CHICAGO—In the late 2000s, Dr. Joanne Conroy was on well her way to being named CEO of Atlantic Health System. At the time she was chief operating officer of the large New Jersey health system and the board expected her to take the helm as part of an established three-year plan.
But Conroy shocked the board and her colleagues when she turned down the opportunity and instead took the role of chief healthcare officer at the Association of American Medical Colleges.
“That was a crazy sidestep,” she said during a panel at Modern Healthcare’s Women Leaders in Healthcare conference held July 31-Aug. 1 in Chicago.
Conroy’s experience echoes that of other female C-suite leaders. The path to the executive suite for many was rarely conventional and several gathered at the conference emphasized the importance of taking unusual risks to get where they are today.
Now CEO of Dartmouth-Hitchcock in New Hampshire, Conroy said joining the AAMC positioned her well for her career going forward. She met about 80 CEOs of academic health systems and gained more expertise in finance because she was able to evaluate the earnings and operations of their organizations.
“Jumping off the cliff to do something really different, it gives you a different perspective,” said Susan DeVore, longtime CEO of Premier.
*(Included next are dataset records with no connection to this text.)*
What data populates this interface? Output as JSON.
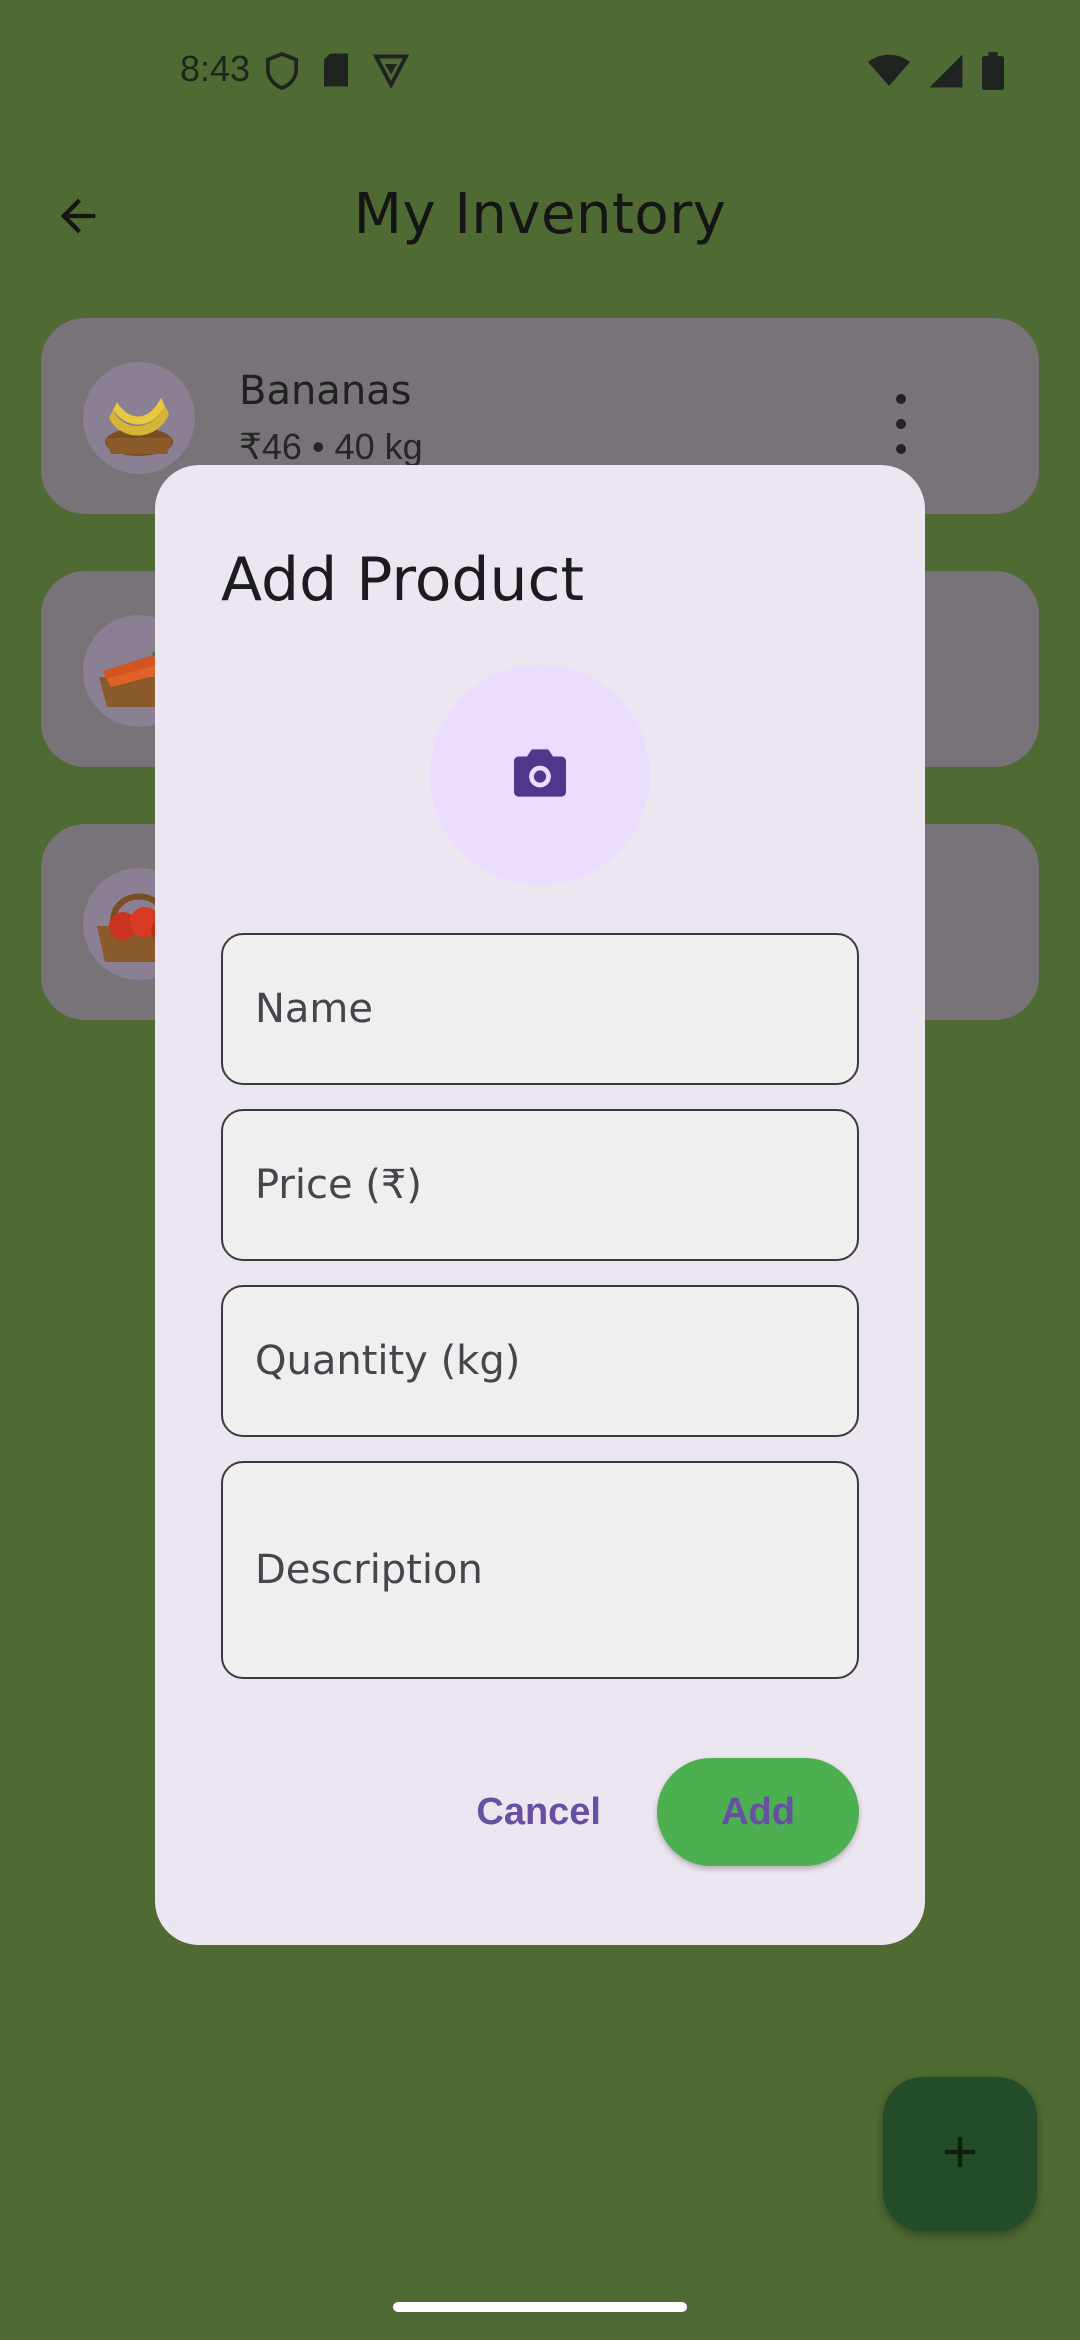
{
  "status_bar": {
    "time": "8:43",
    "left_icons": [
      "shield-icon",
      "sd-card-icon",
      "vpn-key-icon"
    ],
    "right_icons": [
      "wifi-icon",
      "signal-icon",
      "battery-icon"
    ]
  },
  "app_bar": {
    "title": "My Inventory",
    "back_icon": "arrow-back-icon"
  },
  "products": [
    {
      "name": "Bananas",
      "subtitle": "₹46 • 40 kg",
      "image": "bananas-basket"
    },
    {
      "name": "",
      "subtitle": "",
      "image": "carrots-basket"
    },
    {
      "name": "",
      "subtitle": "",
      "image": "tomatoes-basket"
    }
  ],
  "dialog": {
    "title": "Add Product",
    "photo_icon": "camera-icon",
    "fields": {
      "name": {
        "placeholder": "Name",
        "value": ""
      },
      "price": {
        "placeholder": "Price (₹)",
        "value": ""
      },
      "quantity": {
        "placeholder": "Quantity (kg)",
        "value": ""
      },
      "description": {
        "placeholder": "Description",
        "value": ""
      }
    },
    "actions": {
      "cancel": "Cancel",
      "add": "Add"
    }
  },
  "fab": {
    "icon": "add-icon"
  },
  "colors": {
    "background": "#4f6b33",
    "dialog_surface": "#ece6f0",
    "primary": "#6750a4",
    "add_button": "#4caf50",
    "fab": "#234c28"
  }
}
DeVore did a brief stint nearly 20 years ago at Ernst & Young, where she took charge of a poor-performing technology division. The decision was risky because up until then DeVore only had experience in healthcare, but she said it gave her more confidence.
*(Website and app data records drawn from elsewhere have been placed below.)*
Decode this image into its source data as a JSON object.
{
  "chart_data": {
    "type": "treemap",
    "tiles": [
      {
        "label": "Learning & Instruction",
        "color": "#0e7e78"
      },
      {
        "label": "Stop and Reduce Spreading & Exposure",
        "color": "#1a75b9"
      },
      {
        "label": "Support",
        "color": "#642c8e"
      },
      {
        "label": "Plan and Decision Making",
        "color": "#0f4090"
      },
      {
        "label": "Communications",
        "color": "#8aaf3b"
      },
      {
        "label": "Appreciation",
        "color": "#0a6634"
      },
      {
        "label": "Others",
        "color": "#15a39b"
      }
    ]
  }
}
That confidence helped her as she ascended to higher C-suite positions at Premier. When she applied for the COO job and later the CEO role at the group purchasing organization, DeVore said she faced pushback from others who questioned her ability to take on the positions.